What I did not even consider in those early heady days was that the legitimacy of scientific thought would be appropriated by charlatans and crackpots. One practice is to dress up bullshit as science by surrounding the spurious claims with the charts and trappings of science. The economics "profession" is more guilty of this than anyone but there are many other guilty parties like the "creation scientists". The other practice is to take one of science's best features—the willingness to upgrade and amend almost any finding when new information arrives—and use it to spread doubt where none should exist. This is the strategy of the climate-change deniers.
Because both practices are so common, one would assume that journalists and government officials could spot them from miles away. But such an assumption would be wrong because the vast majority of them slept through their seventh-grade science classes—or were taught by people who hadn't properly learned how science arrives at the truth. Unfortunately, this sad state of affairs extends to many with advanced degrees from fancy universities.
The BBC has decided that it wants to halt the runaway lunacy of inviting pseudo-scientists to debate the real thing. I don't actually know if BBC is being especially brave here or are simply reacting to the fact that "scientific" cranks are common to British culture. The second is possible because as anyone who ever watched Doc Martin has observed, the doc seems to spend half his waking hours trying to undo the damage caused by the scientifically illiterate cranks. If UK wasn't overrun by such cranks, the Doc Martin writers wouldn't have much to work with and no one would get their jokes. But lest anyone here is USA starts to gloat, just remember, BBC is at least TRYING to make it clear that there is a difference between scientific thinking and the rest. People here in our media make statements on-air that would make time travelers from the Middles Ages actually wince.

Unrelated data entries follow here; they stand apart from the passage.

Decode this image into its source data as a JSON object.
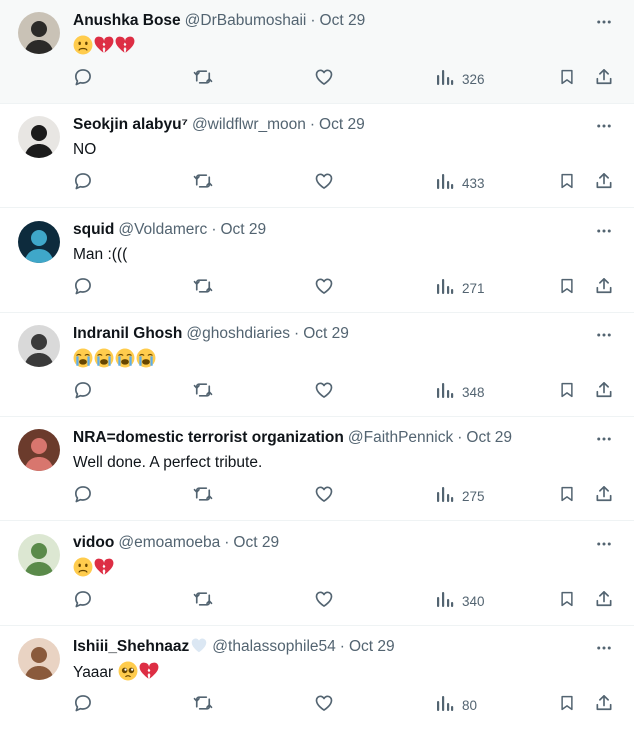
{
  "tweets": [
    {
      "name": "Anushka Bose",
      "handle": "@DrBabumoshaii",
      "separator": "·",
      "time": "Oct 29",
      "text": "",
      "emojis": [
        "sad-face-emoji",
        "broken-heart-emoji",
        "broken-heart-emoji"
      ],
      "views": "326",
      "avatar_colors": [
        "#c9c2b6",
        "#2b2a28"
      ]
    },
    {
      "name": "Seokjin alabyu⁷",
      "handle": "@wildflwr_moon",
      "separator": "·",
      "time": "Oct 29",
      "text": "NO",
      "emojis": [],
      "views": "433",
      "avatar_colors": [
        "#e8e6e3",
        "#1b1b1b"
      ]
    },
    {
      "name": "squid",
      "handle": "@Voldamerc",
      "separator": "·",
      "time": "Oct 29",
      "text": "Man :(((",
      "emojis": [],
      "views": "271",
      "avatar_colors": [
        "#0d2b3d",
        "#3fa7c9"
      ]
    },
    {
      "name": "Indranil Ghosh",
      "handle": "@ghoshdiaries",
      "separator": "·",
      "time": "Oct 29",
      "text": "",
      "emojis": [
        "loudly-crying-emoji",
        "loudly-crying-emoji",
        "loudly-crying-emoji",
        "loudly-crying-emoji"
      ],
      "views": "348",
      "avatar_colors": [
        "#d9d9d9",
        "#3a3a3a"
      ]
    },
    {
      "name": "NRA=domestic terrorist organization",
      "handle": "@FaithPennick",
      "separator": "·",
      "time": "Oct 29",
      "text": "Well done. A perfect tribute.",
      "emojis": [],
      "views": "275",
      "avatar_colors": [
        "#6b3b2c",
        "#d8766e"
      ]
    },
    {
      "name": "vidoo",
      "handle": "@emoamoeba",
      "separator": "·",
      "time": "Oct 29",
      "text": "",
      "emojis": [
        "sad-face-emoji",
        "broken-heart-emoji"
      ],
      "views": "340",
      "avatar_colors": [
        "#dce7d2",
        "#5a8a4a"
      ]
    },
    {
      "name": "Ishiii_Shehnaaz",
      "handle": "@thalassophile54",
      "separator": "·",
      "time": "Oct 29",
      "text": "Yaaar",
      "emojis": [
        "pleading-face-emoji",
        "broken-heart-emoji"
      ],
      "views": "80",
      "avatar_colors": [
        "#e9d3c3",
        "#8a5a3c"
      ]
    }
  ],
  "colors": {
    "text": "#0f1419",
    "secondary": "#536471",
    "divider": "#eff3f4",
    "broken_heart": "#dd2e44",
    "emoji_yellow": "#ffcc4d"
  },
  "icons": {
    "reply": "reply-icon",
    "retweet": "retweet-icon",
    "like": "like-icon",
    "views": "views-icon",
    "bookmark": "bookmark-icon",
    "share": "share-icon",
    "more": "more-icon"
  }
}
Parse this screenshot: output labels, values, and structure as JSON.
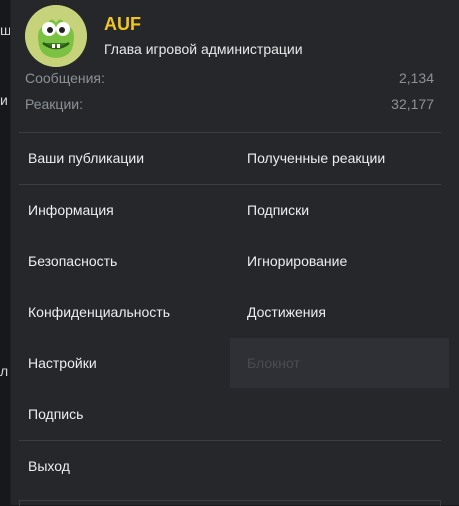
{
  "background": {
    "fragment_top": "ш",
    "fragment_mid": "и",
    "fragment_low": "л"
  },
  "user": {
    "avatar_icon": "frog-avatar-icon",
    "name": "AUF",
    "name_color": "#f3c520",
    "title": "Глава игровой администрации",
    "stats": [
      {
        "label": "Сообщения:",
        "value": "2,134"
      },
      {
        "label": "Реакции:",
        "value": "32,177"
      }
    ]
  },
  "menu": {
    "publications": "Ваши публикации",
    "reactions_received": "Полученные реакции",
    "info": "Информация",
    "subscriptions": "Подписки",
    "security": "Безопасность",
    "ignoring": "Игнорирование",
    "privacy": "Конфиденциальность",
    "achievements": "Достижения",
    "settings": "Настройки",
    "notepad": "Блокнот",
    "signature": "Подпись",
    "logout": "Выход"
  }
}
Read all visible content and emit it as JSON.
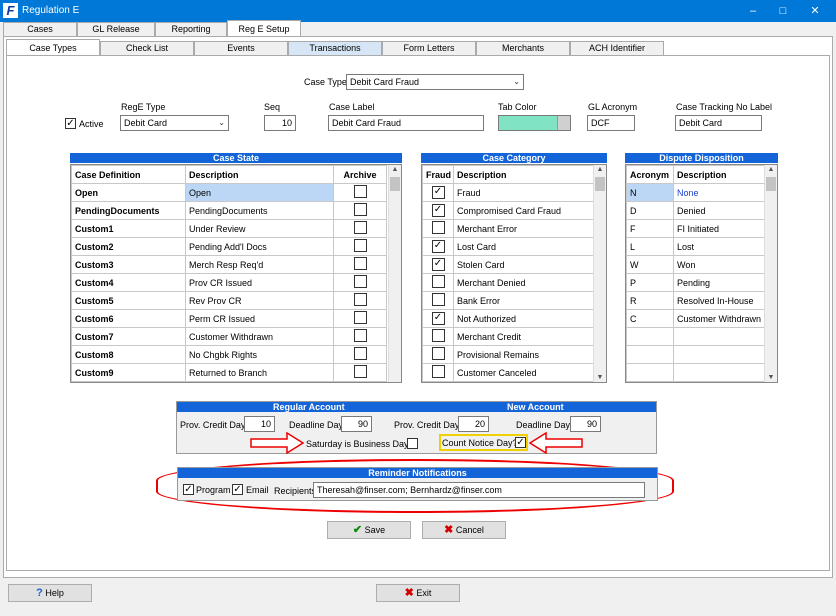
{
  "window": {
    "title": "Regulation E",
    "app_icon_glyph": "F"
  },
  "top_tabs": [
    "Cases",
    "GL Release",
    "Reporting",
    "Reg E Setup"
  ],
  "sub_tabs": [
    "Case Types",
    "Check List",
    "Events",
    "Transactions",
    "Form Letters",
    "Merchants",
    "ACH Identifier"
  ],
  "case_type": {
    "label": "Case Type",
    "value": "Debit Card Fraud"
  },
  "fields": {
    "active_label": "Active",
    "rege_type_label": "RegE Type",
    "rege_type_value": "Debit Card",
    "seq_label": "Seq",
    "seq_value": "10",
    "case_label_label": "Case Label",
    "case_label_value": "Debit Card Fraud",
    "tab_color_label": "Tab Color",
    "gl_acronym_label": "GL Acronym",
    "gl_acronym_value": "DCF",
    "tracking_label": "Case Tracking No Label",
    "tracking_value": "Debit Card"
  },
  "case_state": {
    "title": "Case State",
    "headers": [
      "Case Definition",
      "Description",
      "Archive"
    ],
    "rows": [
      {
        "def": "Open",
        "desc": "Open"
      },
      {
        "def": "PendingDocuments",
        "desc": "PendingDocuments"
      },
      {
        "def": "Custom1",
        "desc": "Under Review"
      },
      {
        "def": "Custom2",
        "desc": "Pending Add'l Docs"
      },
      {
        "def": "Custom3",
        "desc": "Merch Resp Req'd"
      },
      {
        "def": "Custom4",
        "desc": "Prov CR Issued"
      },
      {
        "def": "Custom5",
        "desc": "Rev Prov CR"
      },
      {
        "def": "Custom6",
        "desc": "Perm CR Issued"
      },
      {
        "def": "Custom7",
        "desc": "Customer Withdrawn"
      },
      {
        "def": "Custom8",
        "desc": "No Chgbk Rights"
      },
      {
        "def": "Custom9",
        "desc": "Returned to Branch"
      }
    ]
  },
  "case_category": {
    "title": "Case Category",
    "headers": [
      "Fraud",
      "Description"
    ],
    "rows": [
      {
        "fraud": true,
        "desc": "Fraud"
      },
      {
        "fraud": true,
        "desc": "Compromised Card Fraud"
      },
      {
        "fraud": false,
        "desc": "Merchant Error"
      },
      {
        "fraud": true,
        "desc": "Lost Card"
      },
      {
        "fraud": true,
        "desc": "Stolen Card"
      },
      {
        "fraud": false,
        "desc": "Merchant Denied"
      },
      {
        "fraud": false,
        "desc": "Bank Error"
      },
      {
        "fraud": true,
        "desc": "Not Authorized"
      },
      {
        "fraud": false,
        "desc": "Merchant Credit"
      },
      {
        "fraud": false,
        "desc": "Provisional Remains"
      },
      {
        "fraud": false,
        "desc": "Customer Canceled"
      }
    ]
  },
  "dispute_disposition": {
    "title": "Dispute Disposition",
    "headers": [
      "Acronym",
      "Description"
    ],
    "rows": [
      {
        "acr": "N",
        "desc": "None"
      },
      {
        "acr": "D",
        "desc": "Denied"
      },
      {
        "acr": "F",
        "desc": "FI Initiated"
      },
      {
        "acr": "L",
        "desc": "Lost"
      },
      {
        "acr": "W",
        "desc": "Won"
      },
      {
        "acr": "P",
        "desc": "Pending"
      },
      {
        "acr": "R",
        "desc": "Resolved In-House"
      },
      {
        "acr": "C",
        "desc": "Customer Withdrawn"
      },
      {
        "acr": "",
        "desc": ""
      },
      {
        "acr": "",
        "desc": ""
      },
      {
        "acr": "",
        "desc": ""
      }
    ]
  },
  "accounts": {
    "regular_title": "Regular Account",
    "new_title": "New Account",
    "reg_prov_label": "Prov. Credit Days",
    "reg_prov_value": "10",
    "reg_deadline_label": "Deadline Days",
    "reg_deadline_value": "90",
    "new_prov_label": "Prov. Credit Days",
    "new_prov_value": "20",
    "new_deadline_label": "Deadline Days",
    "new_deadline_value": "90",
    "saturday_label": "Saturday is Business Day?",
    "count_notice_label": "Count Notice Day?"
  },
  "reminders": {
    "title": "Reminder Notifications",
    "program_label": "Program",
    "email_label": "Email",
    "recipients_label": "Recipients",
    "recipients_value": "Theresah@finser.com; Bernhardz@finser.com"
  },
  "buttons": {
    "save": "Save",
    "cancel": "Cancel",
    "help": "Help",
    "exit": "Exit"
  },
  "colors": {
    "accent": "#1364d8",
    "highlight_red": "#e00000",
    "tab_color": "#7fe3c4",
    "title_bar": "#0078d7"
  }
}
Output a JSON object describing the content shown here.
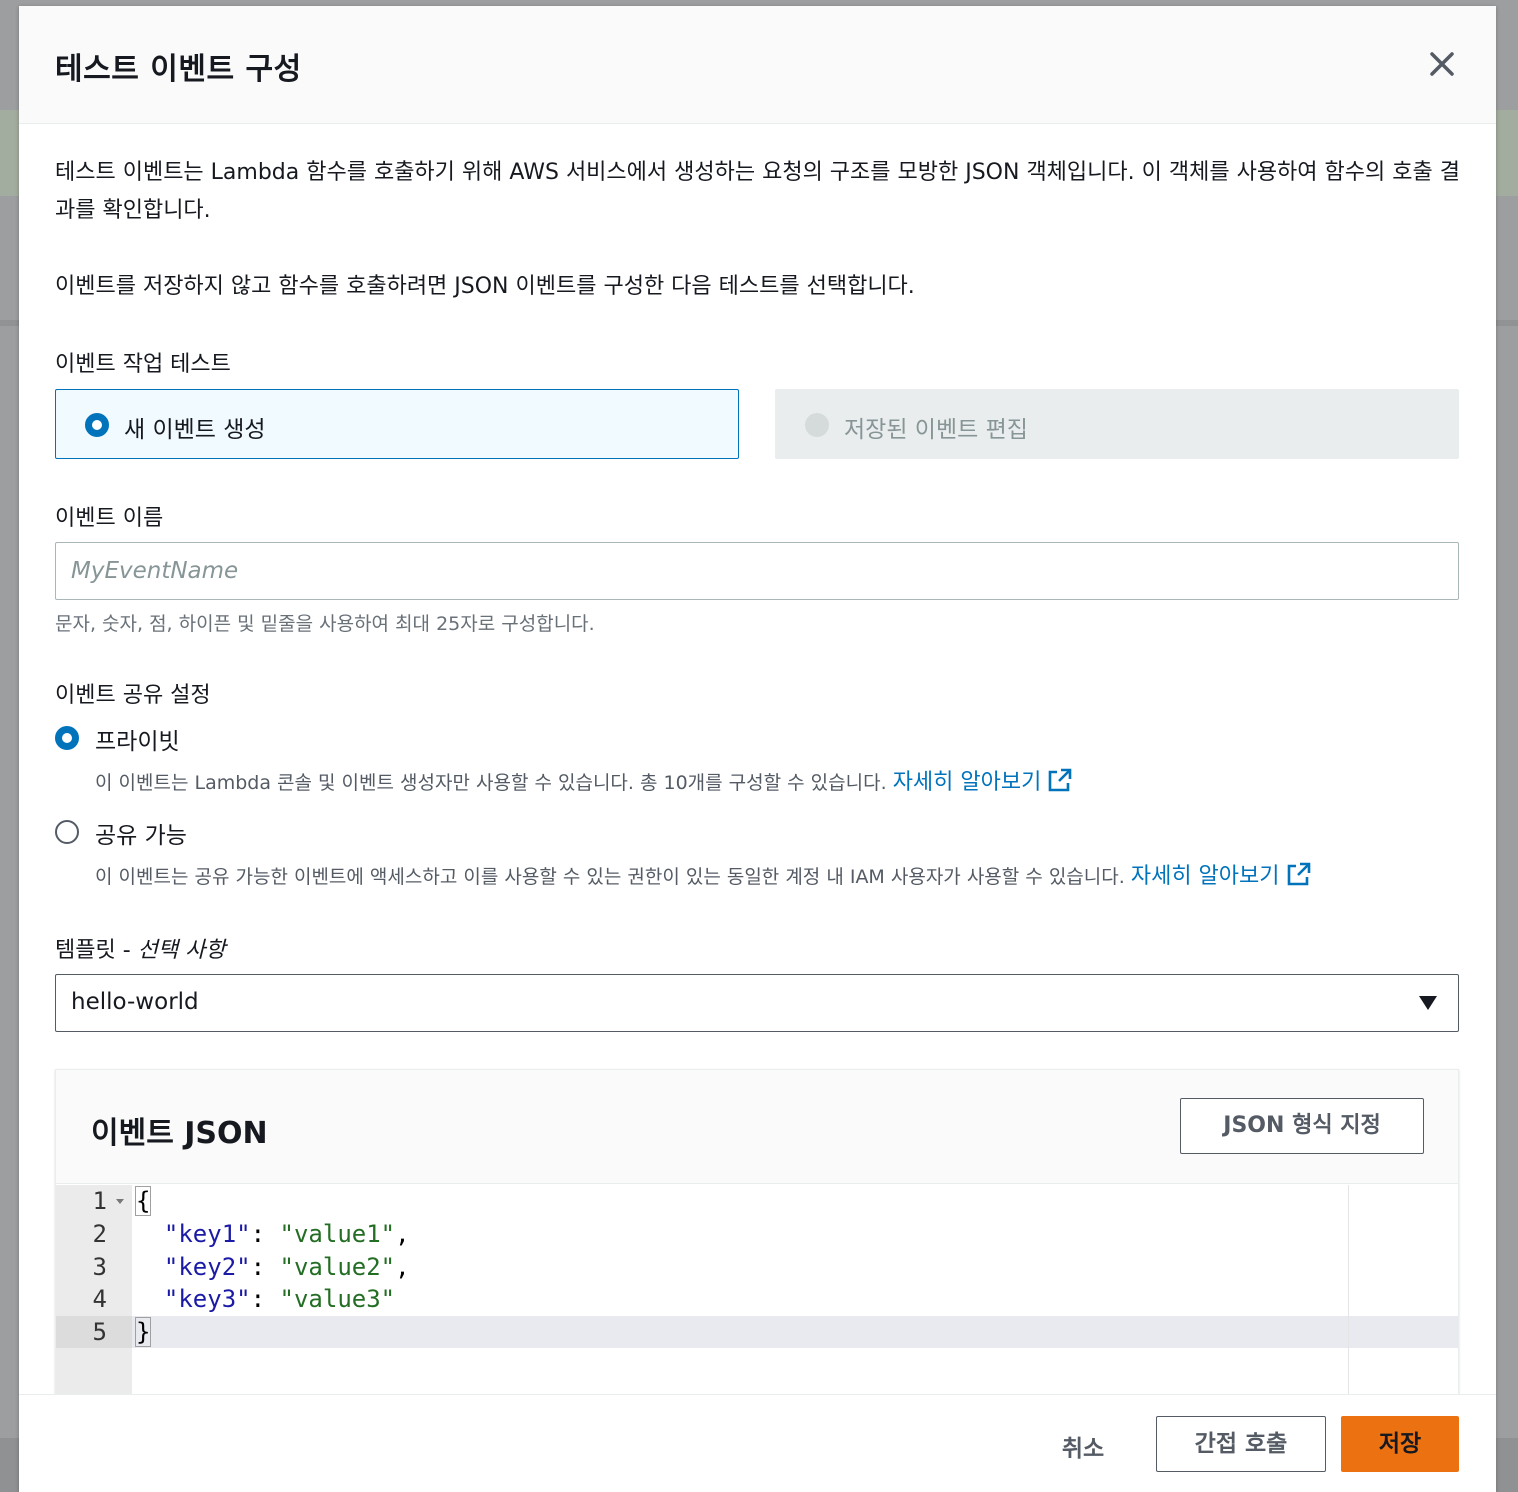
{
  "modal": {
    "title": "테스트 이벤트 구성",
    "close_icon": "close-icon",
    "description_1": "테스트 이벤트는 Lambda 함수를 호출하기 위해 AWS 서비스에서 생성하는 요청의 구조를 모방한 JSON 객체입니다. 이 객체를 사용하여 함수의 호출 결과를 확인합니다.",
    "description_2": "이벤트를 저장하지 않고 함수를 호출하려면 JSON 이벤트를 구성한 다음 테스트를 선택합니다."
  },
  "event_action": {
    "label": "이벤트 작업 테스트",
    "options": [
      {
        "label": "새 이벤트 생성",
        "selected": true,
        "disabled": false
      },
      {
        "label": "저장된 이벤트 편집",
        "selected": false,
        "disabled": true
      }
    ]
  },
  "event_name": {
    "label": "이벤트 이름",
    "placeholder": "MyEventName",
    "value": "",
    "hint": "문자, 숫자, 점, 하이픈 및 밑줄을 사용하여 최대 25자로 구성합니다."
  },
  "sharing": {
    "label": "이벤트 공유 설정",
    "options": [
      {
        "label": "프라이빗",
        "selected": true,
        "description": "이 이벤트는 Lambda 콘솔 및 이벤트 생성자만 사용할 수 있습니다. 총 10개를 구성할 수 있습니다.",
        "link": "자세히 알아보기",
        "link_icon": "external-link-icon"
      },
      {
        "label": "공유 가능",
        "selected": false,
        "description": "이 이벤트는 공유 가능한 이벤트에 액세스하고 이를 사용할 수 있는 권한이 있는 동일한 계정 내 IAM 사용자가 사용할 수 있습니다.",
        "link": "자세히 알아보기",
        "link_icon": "external-link-icon"
      }
    ]
  },
  "template": {
    "label": "템플릿 -",
    "optional": "선택 사항",
    "selected": "hello-world",
    "caret_icon": "caret-down-icon"
  },
  "event_json": {
    "title": "이벤트 JSON",
    "format_button": "JSON 형식 지정",
    "line_numbers": [
      "1",
      "2",
      "3",
      "4",
      "5"
    ],
    "open_brace": "{",
    "close_brace": "}",
    "entries": [
      {
        "key": "\"key1\"",
        "value": "\"value1\"",
        "trail": ","
      },
      {
        "key": "\"key2\"",
        "value": "\"value2\"",
        "trail": ","
      },
      {
        "key": "\"key3\"",
        "value": "\"value3\"",
        "trail": ""
      }
    ]
  },
  "footer": {
    "cancel": "취소",
    "invoke": "간접 호출",
    "save": "저장"
  },
  "colors": {
    "primary": "#0073bb",
    "save_button": "#ec7211",
    "json_key": "#1a1aa6",
    "json_string": "#236e24"
  }
}
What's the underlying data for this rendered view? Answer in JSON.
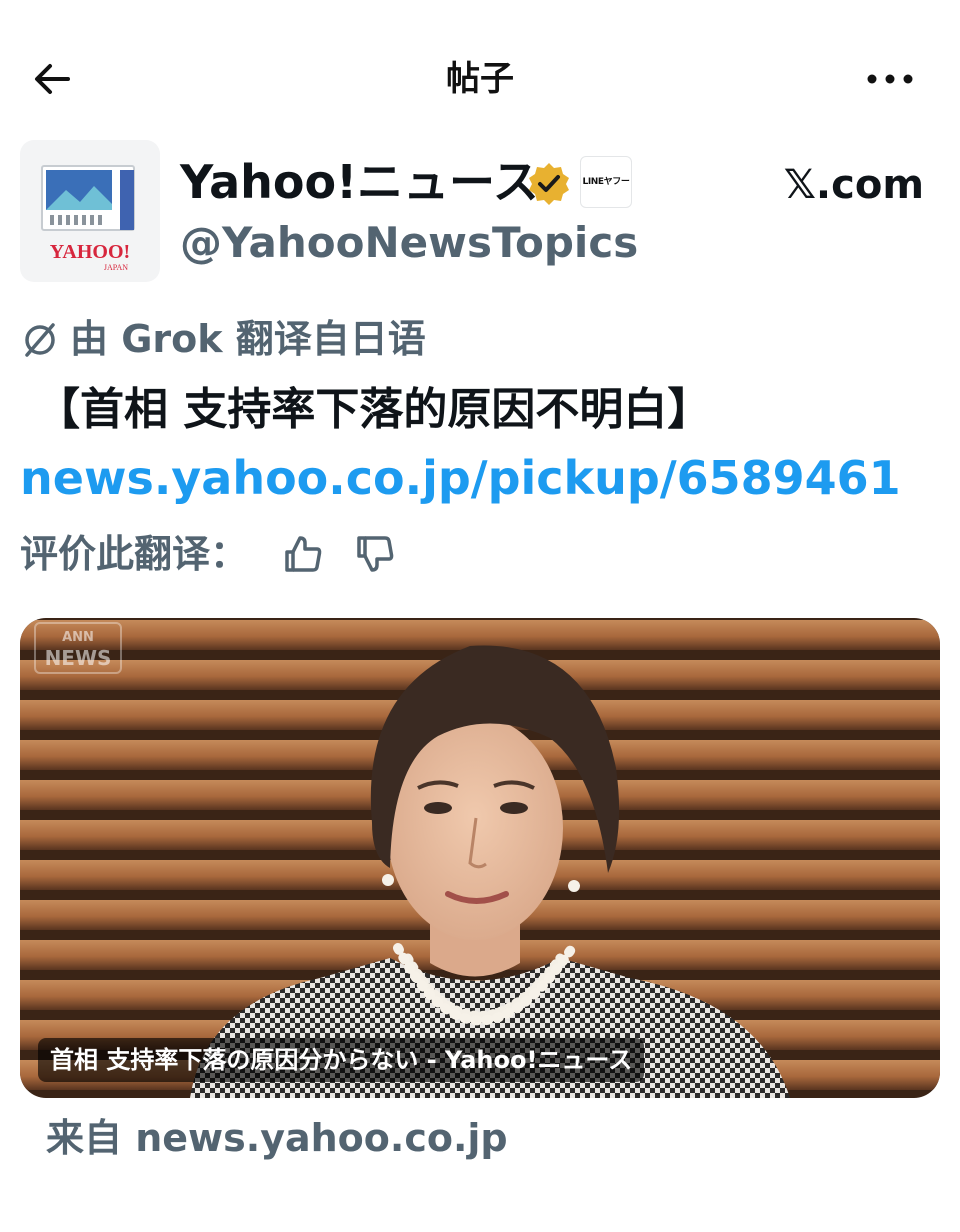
{
  "topbar": {
    "title": "帖子",
    "back_icon": "arrow-left-icon",
    "more_icon": "more-horizontal-icon"
  },
  "author": {
    "name": "Yahoo!ニュース",
    "handle": "@YahooNewsTopics",
    "avatar_logo_text": "YAHOO!",
    "avatar_logo_subtext": "JAPAN",
    "verified_icon": "verified-gold-badge-icon",
    "affiliate_badge_text": "LINEヤフー"
  },
  "source_domain": "𝕏.com",
  "translation": {
    "icon": "translate-slash-icon",
    "note": "由 Grok 翻译自日语"
  },
  "post": {
    "text": "【首相 支持率下落的原因不明白】",
    "link": "news.yahoo.co.jp/pickup/6589461"
  },
  "rate": {
    "label": "评价此翻译：",
    "thumb_up_icon": "thumbs-up-icon",
    "thumb_down_icon": "thumbs-down-icon"
  },
  "media": {
    "watermark_top": "ANN",
    "watermark_bottom": "NEWS",
    "caption": "首相 支持率下落の原因分からない - Yahoo!ニュース"
  },
  "from": "来自 news.yahoo.co.jp",
  "colors": {
    "text_primary": "#0f1419",
    "text_secondary": "#536471",
    "link": "#1d9bf0",
    "verified_gold": "#e8b130",
    "yahoo_red": "#d7263d"
  }
}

BBC staff told to stop inviting cranks on to science programmesBBC Trust says 200 senior managers trained not to insert 'false balance' into stories when issues were non-contentious
By Sarah Knapton, Science Correspondent 04 Jul 2014
BBC journalists are being sent on courses to stop them inviting so many cranks onto programmes to air ‘marginal views’
The BBC Trust on Thursday published a progress report into the corporation’s science coverage which was criticised in 2012 for giving too much air-time to critics who oppose non-contentious issues.
The report found that there was still an ‘over-rigid application of editorial guidelines on impartiality’ which sought to give the ‘other side’ of the argument, even if that viewpoint was widely dismissed.
Some 200 staff have already attended seminars and workshops and more will be invited on courses in the coming months to stop them giving ‘undue attention to marginal opinion.’
“The Trust wishes to emphasise the importance of attempting to establish where the weight of scientific agreement may be found and make that clear to audiences,” wrote the report authors.
“Science coverage does not simply lie in reflecting a wide range of views but depends on the varying degree of prominence such views should be given.”
The Trust said that man-made climate change was one area where too much weight had been given to unqualified critics.
In April the BBC was accused of misleading viewers about climate change and creating ‘false balance’ by allowing unqualified sceptics to have too much air-time.
In a damning parliamentary report, the corporation was criticised for distorting the debate, with Radio 4’s Today and World at One programmes coming in for particular criticism.
The BBC’s determination to give a balanced view has seen it pit scientists arguing for climate change against far less qualified opponents such as Lord Lawson who heads a campaign group lobbying against the government’s climate change policies.
Andrew Montford, who runs the Bishop Hill climate sceptic blog, former children’s television presenter Johnny Ball and Bob Carter, a retired Australian geologist, are among the other climate sceptics that have appeared on the BBC.
The report highlighted World at One edition in September of a landmark UN Intergovernmental Panel on Climate Change (IPCC) research project which found concluded with 95 per cent certainty that the climate is changing and that human activity is the main cause.
The programme’s producers tried more than a dozen qualified UK scientists to give an opposing view but could not find one willing to do so – so they went to Mr Carter in Australia.
Pitted against Energy Secretary Ed Davey, Mr Carter described the findings of the most authoritative report ever undertaken into the science of climate change – put together by hundreds of scientists around the world – as “hocus-pocus science”. more